The week in brief…
– The Republicans faced YouTube and Anderson Cooper in a debate generally spun as a debacle for its inclusion of partisan Democrats in the question queue.
– Ron Paul passed the $10 million mark for his third quarter fundraising. Even odds that he'll top GOP fundraising for October through December.
– Rep. Jack Murtha declared that "the surge is working," and Democrats shed whatever regrets they had about not making him their majority leader.
Barack's Back. Arriving in your all-American mailbox today is this issue of Time magazine.
You don't get the cover of Time if people think you're a loser. This, then, is zeitgeisty evidence of an Obama comeback (or maybe just a surge). The never-credible "Hillary's a lock" narrative from the summer and most of the fall has been scrapped, and the new narrative is: "Will Obama win Iowa; and if he does, can Hillary still win?"
The answers: Maybe and probably. The Clinton campaign is clearly spooked about a steady Obama rise out of the three-way Iowa tie, and is overreacting much the way it did after the Philadelphia "pile-on" debate, demanding Obama take down a health care ad that's been up for weeks… back when their press releases mocked his "faltering campaign." There are plenty of reasons why Obama's doing better, and they show up in his "honesty" and "change" numbers in tracking polls. I wonder if one reason is his ads. The Clinton campaign got kudos for hiring Jimmy Siegel, the Madison Avenue ad man who made unconventional, grandiose ads for Eliot Spitzer's landslide 2006 campaign, while Obama's run more typical candidate-in-a-room-talking-to-Joe-Sixpack ads. As a result the TV version of Hillary has looked like a deity descending from Olympus, while Obama has looked like… well, a statesman from Illinois. (Obama's run more ads, too, which never hurts.)

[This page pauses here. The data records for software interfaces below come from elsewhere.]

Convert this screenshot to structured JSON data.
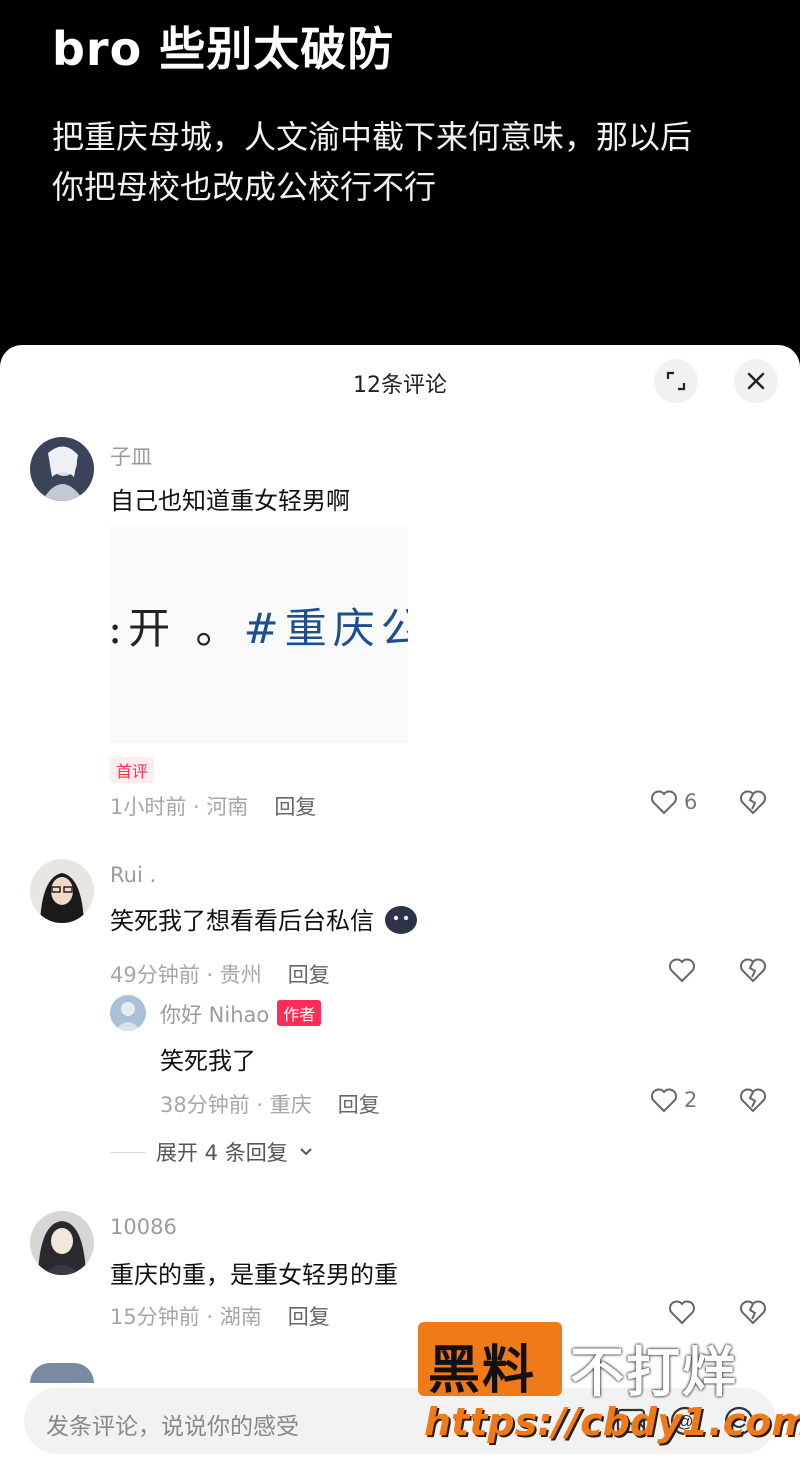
{
  "post": {
    "title": "bro 些别太破防",
    "line1": "把重庆母城，人文渝中截下来何意味，那以后",
    "line2": "你把母校也改成公校行不行"
  },
  "sheet": {
    "comment_count": "12条评论"
  },
  "comments": [
    {
      "username": "子皿",
      "text": "自己也知道重女轻男啊",
      "image_text_dark": ":开 。",
      "image_text": "#重庆公",
      "badge": "首评",
      "time": "1小时前 · 河南",
      "reply": "回复",
      "likes": "6"
    },
    {
      "username": "Rui .",
      "text": "笑死我了想看看后台私信",
      "time": "49分钟前 · 贵州",
      "reply": "回复",
      "likes": ""
    },
    {
      "username": "10086",
      "text": "重庆的重，是重女轻男的重",
      "time": "15分钟前 · 湖南",
      "reply": "回复",
      "likes": ""
    }
  ],
  "reply": {
    "username": "你好 Nihao",
    "badge": "作者",
    "text": "笑死我了",
    "time": "38分钟前 · 重庆",
    "reply": "回复",
    "likes": "2"
  },
  "expand_replies": "展开 4 条回复",
  "input": {
    "placeholder": "发条评论，说说你的感受"
  },
  "watermark": {
    "box_text": "黑料",
    "right_text": "不打烊",
    "url": "https://cbdy1.com"
  },
  "colors": {
    "accent": "#ff2d55",
    "watermark_orange": "#f07a18"
  }
}
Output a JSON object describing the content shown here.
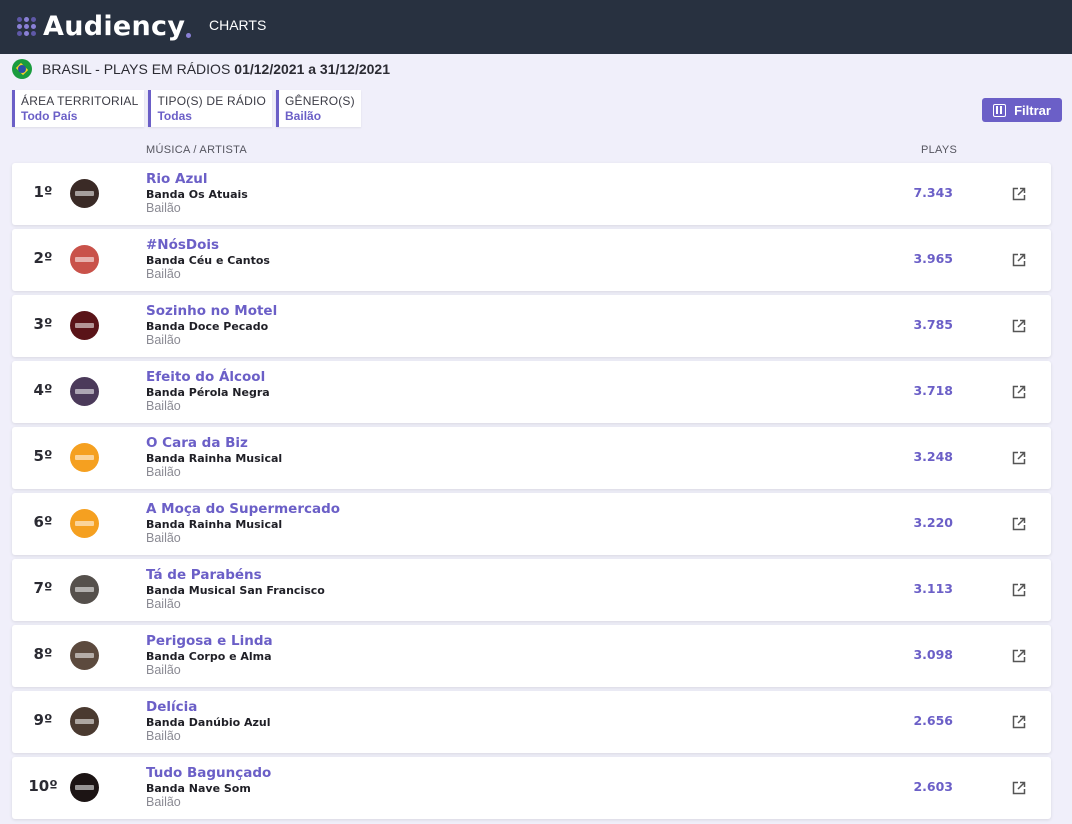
{
  "header": {
    "logo_text": "Audiency",
    "nav_charts": "CHARTS"
  },
  "title": {
    "country_flag": "brazil-flag-icon",
    "main": "BRASIL - PLAYS EM RÁDIOS",
    "range": "01/12/2021 a 31/12/2021"
  },
  "filters": [
    {
      "label": "ÁREA TERRITORIAL",
      "value": "Todo País"
    },
    {
      "label": "TIPO(S) DE RÁDIO",
      "value": "Todas"
    },
    {
      "label": "GÊNERO(S)",
      "value": "Bailão"
    }
  ],
  "filter_button": {
    "label": "Filtrar",
    "icon": "sliders-icon"
  },
  "columns": {
    "music_artist": "MÚSICA / ARTISTA",
    "plays": "PLAYS"
  },
  "colors": {
    "accent": "#6b5fc7",
    "header_bg": "#283140",
    "page_bg": "#f0effa"
  },
  "rows": [
    {
      "rank": "1º",
      "song": "Rio Azul",
      "artist": "Banda Os Atuais",
      "genre": "Bailão",
      "plays": "7.343",
      "art_color": "#3a2a26"
    },
    {
      "rank": "2º",
      "song": "#NósDois",
      "artist": "Banda Céu e Cantos",
      "genre": "Bailão",
      "plays": "3.965",
      "art_color": "#c9524a"
    },
    {
      "rank": "3º",
      "song": "Sozinho no Motel",
      "artist": "Banda Doce Pecado",
      "genre": "Bailão",
      "plays": "3.785",
      "art_color": "#5a1418"
    },
    {
      "rank": "4º",
      "song": "Efeito do Álcool",
      "artist": "Banda Pérola Negra",
      "genre": "Bailão",
      "plays": "3.718",
      "art_color": "#4b3a5a"
    },
    {
      "rank": "5º",
      "song": "O Cara da Biz",
      "artist": "Banda Rainha Musical",
      "genre": "Bailão",
      "plays": "3.248",
      "art_color": "#f5a020"
    },
    {
      "rank": "6º",
      "song": "A Moça do Supermercado",
      "artist": "Banda Rainha Musical",
      "genre": "Bailão",
      "plays": "3.220",
      "art_color": "#f5a020"
    },
    {
      "rank": "7º",
      "song": "Tá de Parabéns",
      "artist": "Banda Musical San Francisco",
      "genre": "Bailão",
      "plays": "3.113",
      "art_color": "#55504c"
    },
    {
      "rank": "8º",
      "song": "Perigosa e Linda",
      "artist": "Banda Corpo e Alma",
      "genre": "Bailão",
      "plays": "3.098",
      "art_color": "#5c4a3e"
    },
    {
      "rank": "9º",
      "song": "Delícia",
      "artist": "Banda Danúbio Azul",
      "genre": "Bailão",
      "plays": "2.656",
      "art_color": "#4a3a30"
    },
    {
      "rank": "10º",
      "song": "Tudo Bagunçado",
      "artist": "Banda Nave Som",
      "genre": "Bailão",
      "plays": "2.603",
      "art_color": "#1c1414"
    }
  ]
}
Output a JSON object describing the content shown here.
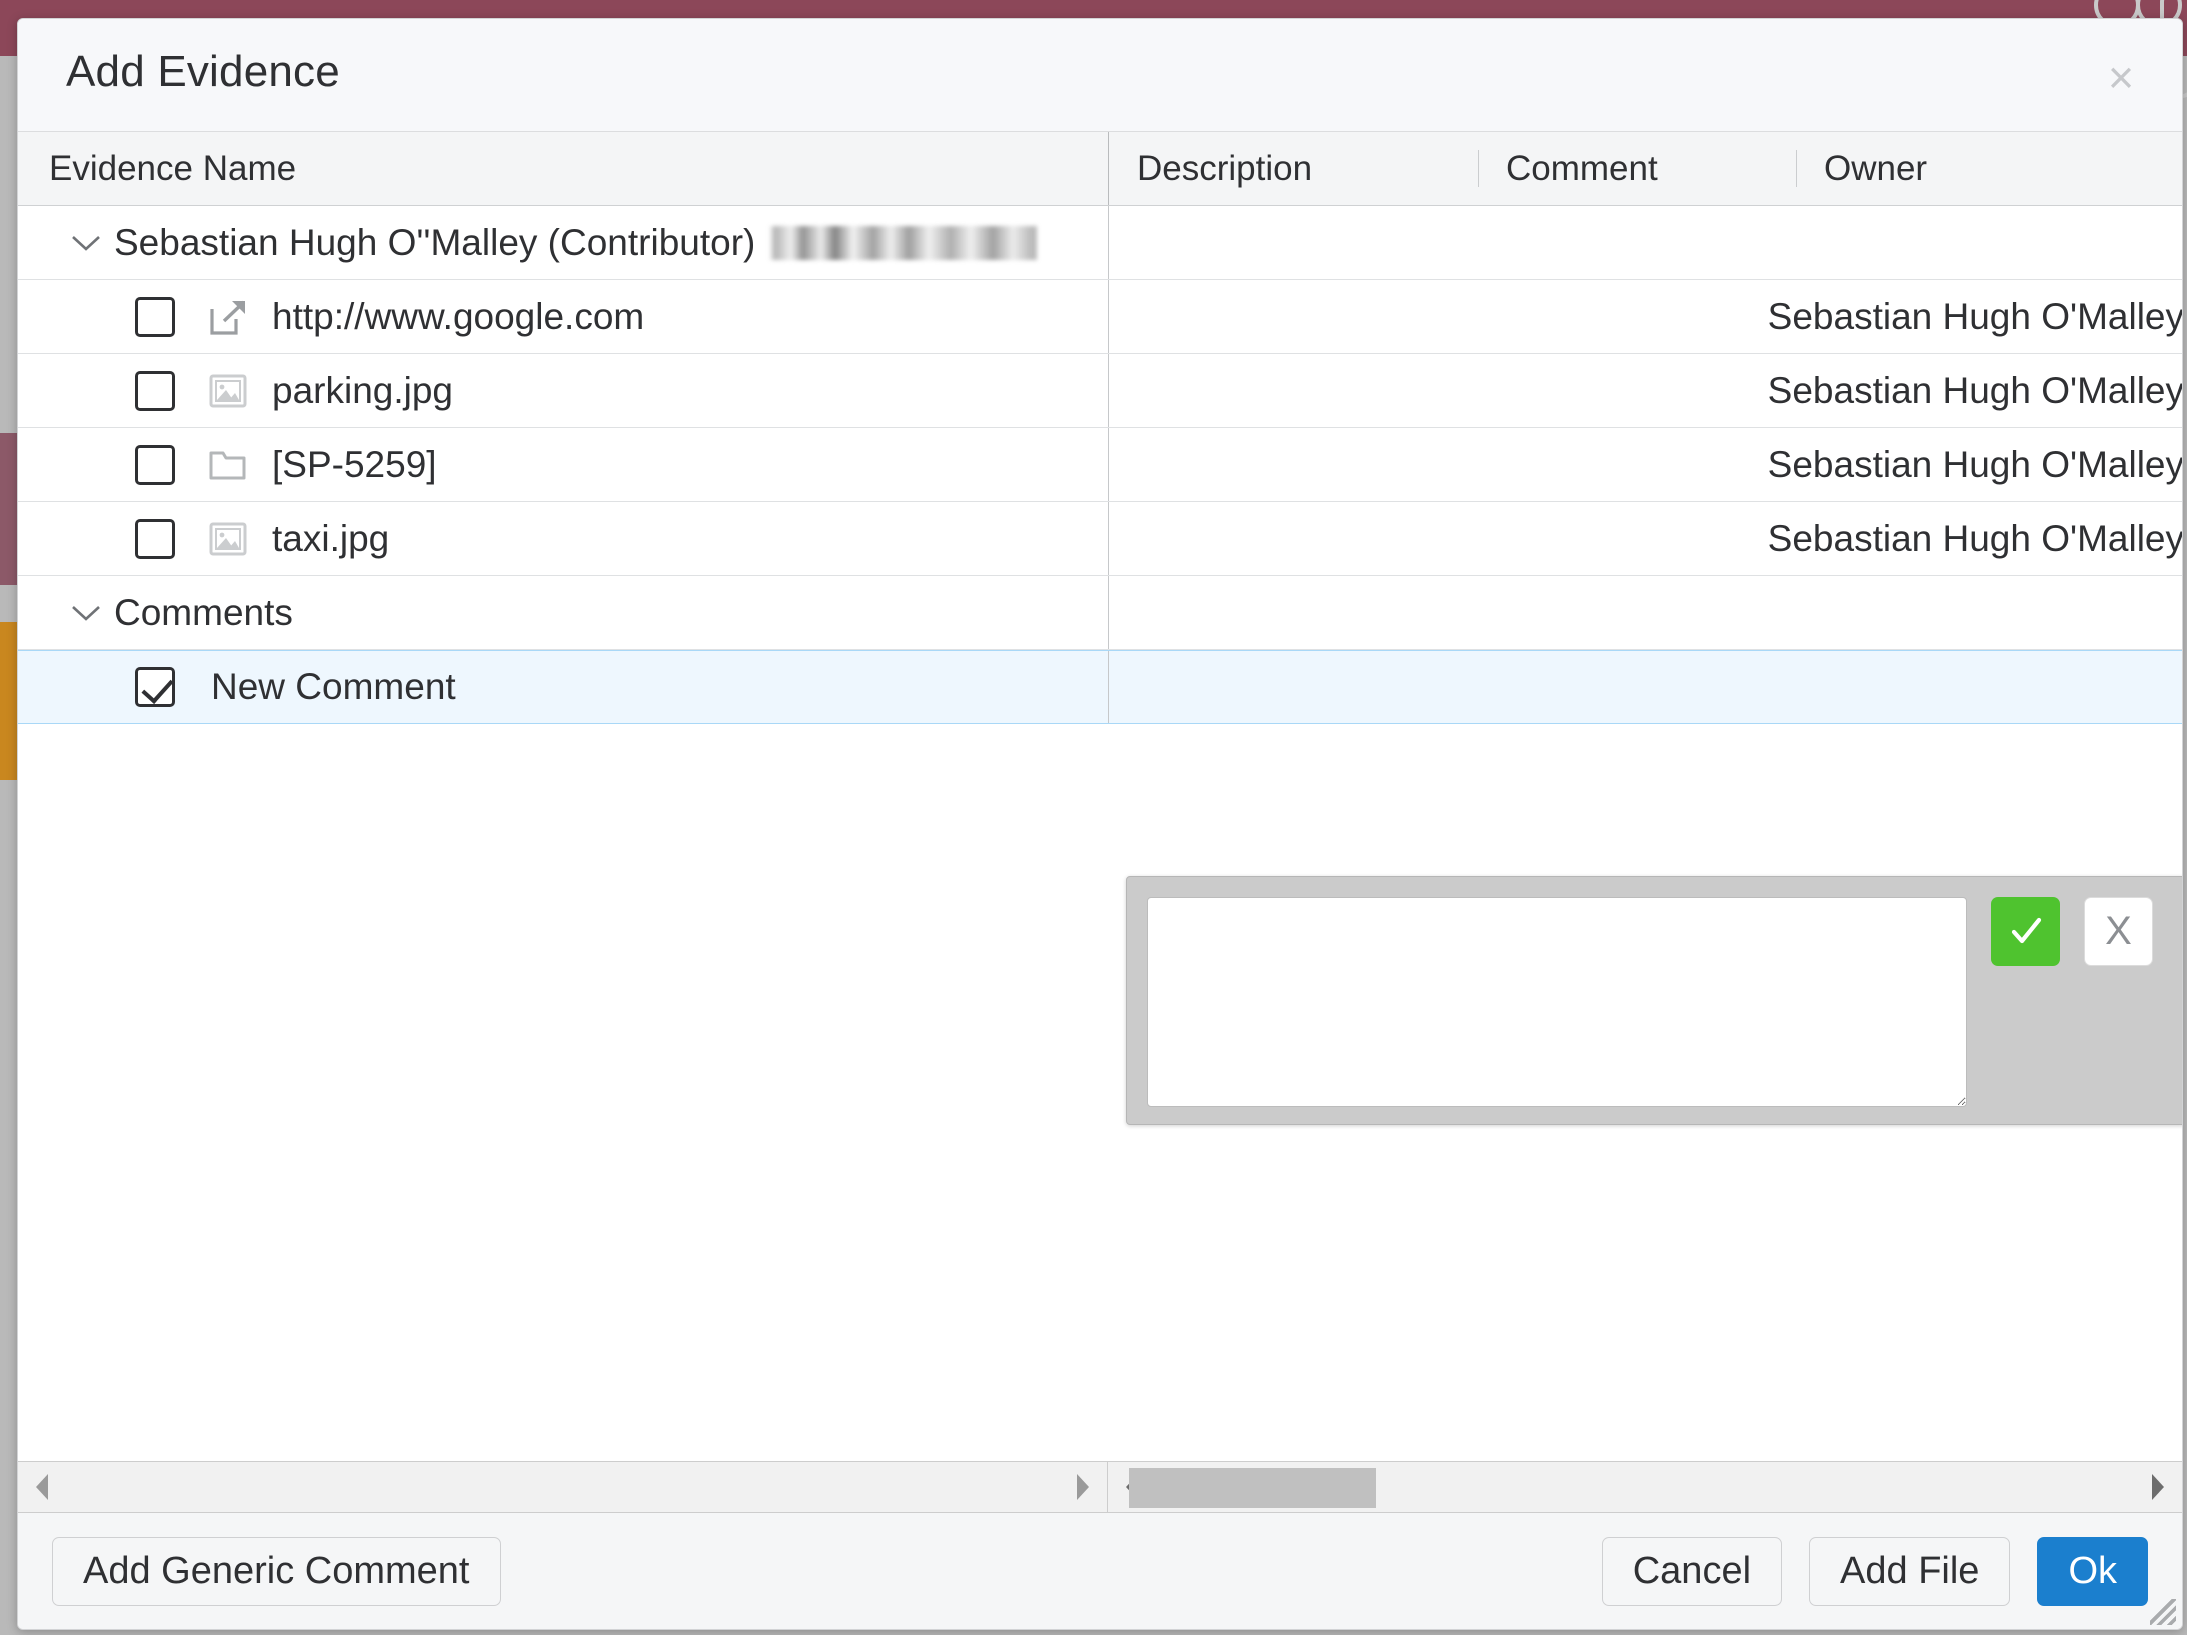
{
  "window": {
    "title": "Add Evidence",
    "close_label": "×"
  },
  "table": {
    "columns": [
      {
        "key": "evidence_name",
        "label": "Evidence Name"
      },
      {
        "key": "description",
        "label": "Description"
      },
      {
        "key": "comment",
        "label": "Comment"
      },
      {
        "key": "owner",
        "label": "Owner"
      }
    ],
    "groups": [
      {
        "label": "Sebastian Hugh O''Malley (Contributor)",
        "redacted_suffix": true,
        "expanded": true,
        "twisty_icon": "chevron-down-icon",
        "rows": [
          {
            "checked": false,
            "icon": "external-link-icon",
            "name": "http://www.google.com",
            "description": "",
            "comment": "",
            "owner": "Sebastian Hugh O'Malley"
          },
          {
            "checked": false,
            "icon": "image-icon",
            "name": "parking.jpg",
            "description": "",
            "comment": "",
            "owner": "Sebastian Hugh O'Malley"
          },
          {
            "checked": false,
            "icon": "folder-icon",
            "name": "[SP-5259]",
            "description": "",
            "comment": "",
            "owner": "Sebastian Hugh O'Malley"
          },
          {
            "checked": false,
            "icon": "image-icon",
            "name": "taxi.jpg",
            "description": "",
            "comment": "",
            "owner": "Sebastian Hugh O'Malley"
          }
        ]
      },
      {
        "label": "Comments",
        "redacted_suffix": false,
        "expanded": true,
        "twisty_icon": "chevron-down-icon",
        "rows": [
          {
            "checked": true,
            "icon": "",
            "name": "New Comment",
            "description": "",
            "comment": "",
            "owner": "",
            "selected": true
          }
        ]
      }
    ]
  },
  "comment_editor": {
    "visible": true,
    "value": "",
    "placeholder": "",
    "confirm_label": "✓",
    "cancel_label": "X"
  },
  "scrollbars": {
    "left": {
      "thumb_left_pct": 0,
      "thumb_width_pct": 0,
      "left_arrow": "◀",
      "right_arrow": "▶"
    },
    "right": {
      "thumb_left_pct": 2,
      "thumb_width_pct": 23,
      "left_arrow": "◀",
      "right_arrow": "▶"
    }
  },
  "footer": {
    "add_generic_comment_label": "Add Generic Comment",
    "cancel_label": "Cancel",
    "add_file_label": "Add File",
    "ok_label": "Ok"
  },
  "colors": {
    "accent_primary": "#1b7fce",
    "confirm_green": "#4fc32f",
    "selected_row": "#eef7fe",
    "selected_border": "#a9d8f7",
    "backdrop_maroon": "#8c4759",
    "backdrop_orange": "#c9871f"
  }
}
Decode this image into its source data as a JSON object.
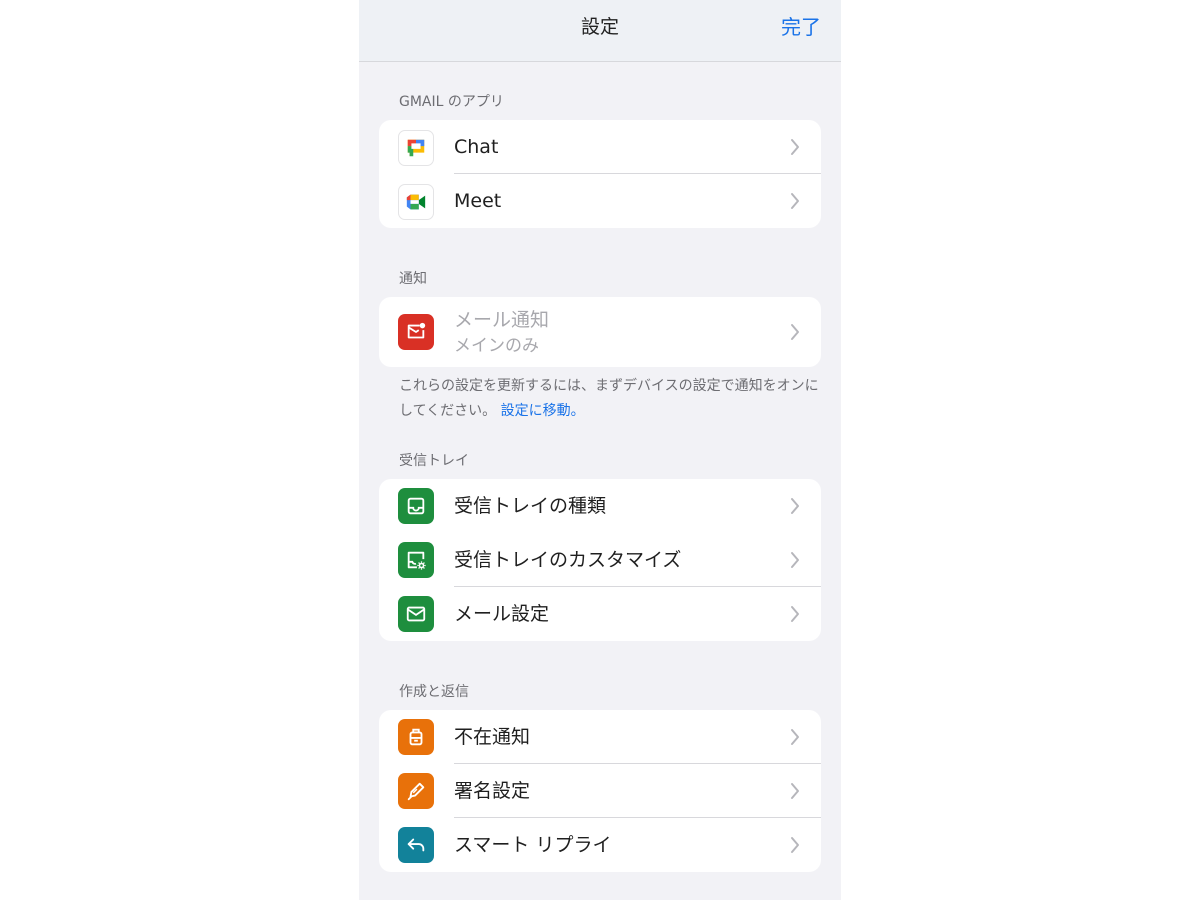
{
  "navbar": {
    "title": "設定",
    "done_label": "完了"
  },
  "sections": {
    "apps": {
      "header": "GMAIL のアプリ",
      "items": [
        {
          "label": "Chat",
          "icon": "google-chat-icon"
        },
        {
          "label": "Meet",
          "icon": "google-meet-icon"
        }
      ]
    },
    "notifications": {
      "header": "通知",
      "item": {
        "label": "メール通知",
        "sublabel": "メインのみ",
        "icon": "mail-notification-icon"
      },
      "footnote": "これらの設定を更新するには、まずデバイスの設定で通知をオンにしてください。",
      "footnote_link": "設定に移動。"
    },
    "inbox": {
      "header": "受信トレイ",
      "items": [
        {
          "label": "受信トレイの種類",
          "icon": "inbox-tray-icon"
        },
        {
          "label": "受信トレイのカスタマイズ",
          "icon": "inbox-customize-icon"
        },
        {
          "label": "メール設定",
          "icon": "envelope-icon"
        }
      ]
    },
    "compose": {
      "header": "作成と返信",
      "items": [
        {
          "label": "不在通知",
          "icon": "luggage-icon"
        },
        {
          "label": "署名設定",
          "icon": "pen-icon"
        },
        {
          "label": "スマート リプライ",
          "icon": "reply-arrow-icon"
        }
      ]
    }
  },
  "colors": {
    "accent": "#1a73e8",
    "inbox_green": "#1e8e3e",
    "notification_red": "#d93025",
    "compose_orange": "#e8710a",
    "reply_teal": "#12829a"
  }
}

How does Clinton recover if she loses? I don't think she wins New Hampshire: Iowans caucus on Jan. 3, the headlines on Jan. 4 would be given over to Obamania, Jan. 4 and Jan. 5 are the weekend, so Jan. 6 is the only day to stage a big comeback. But the next contest is Michigan's dubious Jan. 15 primary, where only Clinton and Dodd are on the ballot after a convoluted series of legal moves. Plenty depends on how the press corps covers that. Next (Jan. 19) comes Nevada, where Clinton will have had to drop around 30 points to lose her lead. And ten days later come South Carolina and Florida, the first one a legitimate primary and a good state for Clinton, the second one a catastrophic non-primary (no Democrat has been allowed to campaign there after the state flouted the primary schedule) and an even better state for Clinton. We've never had a situation like this with two big primaries that, technically, have no legitimacy–how do they get covered? There are multiple gimmicks in the Democratic race that will help the national frontrunner. In the GOP race there are fewer gimmicks and not as strong a frontrunner.
Meanwhile, this from Bill Kristol:
The Obama-Bloomberg breakfast this morning raises the obvious thought: isn't Obama-Bloomberg a logical 2008 Democratic ticket?
If you put aside the politics there's something inspiring there: In 2008, a ticket consisting of a black man and a billionaire Jewish mogul is seen as more electable that a ticket led by a Clinton.
She Got a TV Eye On Me. Fox News usually inserts curveballs into its presidential polls, and the latest one (PDF link) offers this:
Whoever is elected president will be on television constantly for at least four years. Which one of the following candidates would you LEAST want to watch on television for four years?
The Democrats' numbers aren't too surprising and track with what the electorate generally thinks of the candidates.
Hillary Clinton—44 percent
John Edwards—22 percent
Barack Obama—18 percent
Clinton is the most-loathed Democrat among Republican (63 percent) and independents (43 percent). Edwards has both the highest discomfort number among Democrats (33 percent) and the lowest among Republicans (11 percent), probably because 1)Democrats are sick of hearing his negative attacks and 2)He's not a Clinton or a black dude who your sister told you she heard was a Muslim.
The GOP numbers are more surprising.
Fred Thompson—24 percent
Rudy Giuliani—19 percent
John McCain—18 percent
Mitt Romney—17 percent
Yes, the professional actor with the deep voice is the man people least want to see on TV every day. Less, even, than two guys with speech impediments. Every time you think the Fred '08 campaign can't look any more misbegotten… there it goes.
Below the fold…
– Michael Cooper nails Rudy Giuliani's willful misuse of NYC statistics.
And this week's Politics 'n' Prog is the terrible, awful, no-good music video for Andy Summers' and Robert Fripp's collaboration "I Advance Masked." Tough to imagine two nerd-rockers looking less comfortable.